### LISTED ENTRIES
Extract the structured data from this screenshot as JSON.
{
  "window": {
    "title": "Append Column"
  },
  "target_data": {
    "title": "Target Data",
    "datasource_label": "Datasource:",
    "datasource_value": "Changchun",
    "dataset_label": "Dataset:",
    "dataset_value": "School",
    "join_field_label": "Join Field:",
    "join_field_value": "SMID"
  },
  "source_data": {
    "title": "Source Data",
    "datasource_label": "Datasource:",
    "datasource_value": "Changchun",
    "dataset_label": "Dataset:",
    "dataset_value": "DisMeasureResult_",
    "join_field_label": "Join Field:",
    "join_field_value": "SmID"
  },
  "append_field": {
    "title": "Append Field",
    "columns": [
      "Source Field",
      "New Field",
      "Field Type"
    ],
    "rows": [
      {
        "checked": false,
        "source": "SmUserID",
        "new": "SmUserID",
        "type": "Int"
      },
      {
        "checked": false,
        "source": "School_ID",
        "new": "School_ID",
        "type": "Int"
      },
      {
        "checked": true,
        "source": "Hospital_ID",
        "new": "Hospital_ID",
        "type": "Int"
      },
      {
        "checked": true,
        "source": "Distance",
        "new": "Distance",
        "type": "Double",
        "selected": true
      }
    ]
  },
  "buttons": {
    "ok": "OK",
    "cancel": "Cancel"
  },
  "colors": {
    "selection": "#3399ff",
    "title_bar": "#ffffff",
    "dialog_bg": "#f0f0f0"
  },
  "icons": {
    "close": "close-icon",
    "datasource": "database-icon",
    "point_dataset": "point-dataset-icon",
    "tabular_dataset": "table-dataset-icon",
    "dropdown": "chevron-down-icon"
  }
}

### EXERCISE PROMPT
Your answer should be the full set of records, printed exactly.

### WRITTEN ANSWER
Extract the structured data from this screenshot as JSON.
{
  "window": {
    "title": "Append Column"
  },
  "target_data": {
    "title": "Target Data",
    "datasource_label": "Datasource:",
    "datasource_value": "Changchun",
    "dataset_label": "Dataset:",
    "dataset_value": "School",
    "join_field_label": "Join Field:",
    "join_field_value": "SMID"
  },
  "source_data": {
    "title": "Source Data",
    "datasource_label": "Datasource:",
    "datasource_value": "Changchun",
    "dataset_label": "Dataset:",
    "dataset_value": "DisMeasureResult_",
    "join_field_label": "Join Field:",
    "join_field_value": "SmID"
  },
  "append_field": {
    "title": "Append Field",
    "columns": [
      "Source Field",
      "New Field",
      "Field Type"
    ],
    "rows": [
      {
        "checked": false,
        "source": "SmUserID",
        "new": "SmUserID",
        "type": "Int"
      },
      {
        "checked": false,
        "source": "School_ID",
        "new": "School_ID",
        "type": "Int"
      },
      {
        "checked": true,
        "source": "Hospital_ID",
        "new": "Hospital_ID",
        "type": "Int"
      },
      {
        "checked": true,
        "source": "Distance",
        "new": "Distance",
        "type": "Double",
        "selected": true
      }
    ]
  },
  "buttons": {
    "ok": "OK",
    "cancel": "Cancel"
  },
  "colors": {
    "selection": "#3399ff",
    "title_bar": "#ffffff",
    "dialog_bg": "#f0f0f0"
  },
  "icons": {
    "close": "close-icon",
    "datasource": "database-icon",
    "point_dataset": "point-dataset-icon",
    "tabular_dataset": "table-dataset-icon",
    "dropdown": "chevron-down-icon"
  }
}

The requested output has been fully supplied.